[INPUT RECORDS]

___

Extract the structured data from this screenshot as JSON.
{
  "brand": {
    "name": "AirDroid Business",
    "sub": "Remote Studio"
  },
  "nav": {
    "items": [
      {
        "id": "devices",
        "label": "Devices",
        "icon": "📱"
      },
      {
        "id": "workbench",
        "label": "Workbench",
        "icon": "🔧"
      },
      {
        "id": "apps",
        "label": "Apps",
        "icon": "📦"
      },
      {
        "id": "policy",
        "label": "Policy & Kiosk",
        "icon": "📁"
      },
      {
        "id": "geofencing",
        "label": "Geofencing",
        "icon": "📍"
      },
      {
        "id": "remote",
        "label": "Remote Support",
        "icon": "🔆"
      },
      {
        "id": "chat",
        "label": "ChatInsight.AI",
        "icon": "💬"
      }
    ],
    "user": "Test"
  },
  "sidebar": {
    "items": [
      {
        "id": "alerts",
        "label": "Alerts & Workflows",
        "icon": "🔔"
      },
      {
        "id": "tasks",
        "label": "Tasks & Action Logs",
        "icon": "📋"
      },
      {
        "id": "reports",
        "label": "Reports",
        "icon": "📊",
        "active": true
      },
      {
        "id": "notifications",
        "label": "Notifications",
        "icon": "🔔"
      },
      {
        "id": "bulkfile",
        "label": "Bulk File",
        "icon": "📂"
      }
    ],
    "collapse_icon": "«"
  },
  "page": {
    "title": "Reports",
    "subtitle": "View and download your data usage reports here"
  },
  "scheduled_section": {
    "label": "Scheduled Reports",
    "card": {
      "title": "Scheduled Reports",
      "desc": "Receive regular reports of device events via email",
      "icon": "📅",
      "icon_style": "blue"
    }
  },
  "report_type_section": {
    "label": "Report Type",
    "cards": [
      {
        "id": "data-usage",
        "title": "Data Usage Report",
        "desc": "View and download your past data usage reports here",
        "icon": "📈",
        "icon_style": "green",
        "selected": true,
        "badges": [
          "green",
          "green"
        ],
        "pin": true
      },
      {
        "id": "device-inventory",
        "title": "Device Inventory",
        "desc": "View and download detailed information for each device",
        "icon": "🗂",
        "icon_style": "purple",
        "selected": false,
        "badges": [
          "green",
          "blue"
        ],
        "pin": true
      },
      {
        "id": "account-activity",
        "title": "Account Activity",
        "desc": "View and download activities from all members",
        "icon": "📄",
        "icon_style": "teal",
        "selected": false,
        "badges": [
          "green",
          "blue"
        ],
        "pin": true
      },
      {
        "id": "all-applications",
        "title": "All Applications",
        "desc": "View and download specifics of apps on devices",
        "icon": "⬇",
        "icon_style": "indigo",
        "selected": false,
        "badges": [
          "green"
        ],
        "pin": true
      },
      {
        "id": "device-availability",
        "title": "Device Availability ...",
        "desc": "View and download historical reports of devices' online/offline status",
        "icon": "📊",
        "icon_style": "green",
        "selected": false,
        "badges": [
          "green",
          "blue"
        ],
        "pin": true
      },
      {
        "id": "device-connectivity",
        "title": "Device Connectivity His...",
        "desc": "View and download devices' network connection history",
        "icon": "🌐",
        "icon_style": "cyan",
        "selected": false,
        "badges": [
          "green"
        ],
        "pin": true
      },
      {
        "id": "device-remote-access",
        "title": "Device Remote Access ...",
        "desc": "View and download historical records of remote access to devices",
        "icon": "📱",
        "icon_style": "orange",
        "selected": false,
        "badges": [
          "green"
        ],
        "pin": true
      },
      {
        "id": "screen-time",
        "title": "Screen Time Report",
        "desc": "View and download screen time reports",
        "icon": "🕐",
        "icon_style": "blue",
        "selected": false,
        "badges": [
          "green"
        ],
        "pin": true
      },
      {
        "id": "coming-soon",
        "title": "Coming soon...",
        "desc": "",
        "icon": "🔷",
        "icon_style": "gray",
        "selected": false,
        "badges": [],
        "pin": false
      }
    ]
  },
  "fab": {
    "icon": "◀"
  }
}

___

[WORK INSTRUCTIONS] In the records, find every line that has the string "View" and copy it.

[TASK OUTPUT]
    "subtitle": "View and download your data usage reports here"
        "desc": "View and download your past data usage reports here",
        "desc": "View and download detailed information for each device",
        "desc": "View and download activities from all members",
        "desc": "View and download specifics of apps on devices",
        "desc": "View and download historical reports of devices' online/offline status",
        "desc": "View and download devices' network connection history",
        "desc": "View and download historical records of remote access to devices",
        "desc": "View and download screen time reports",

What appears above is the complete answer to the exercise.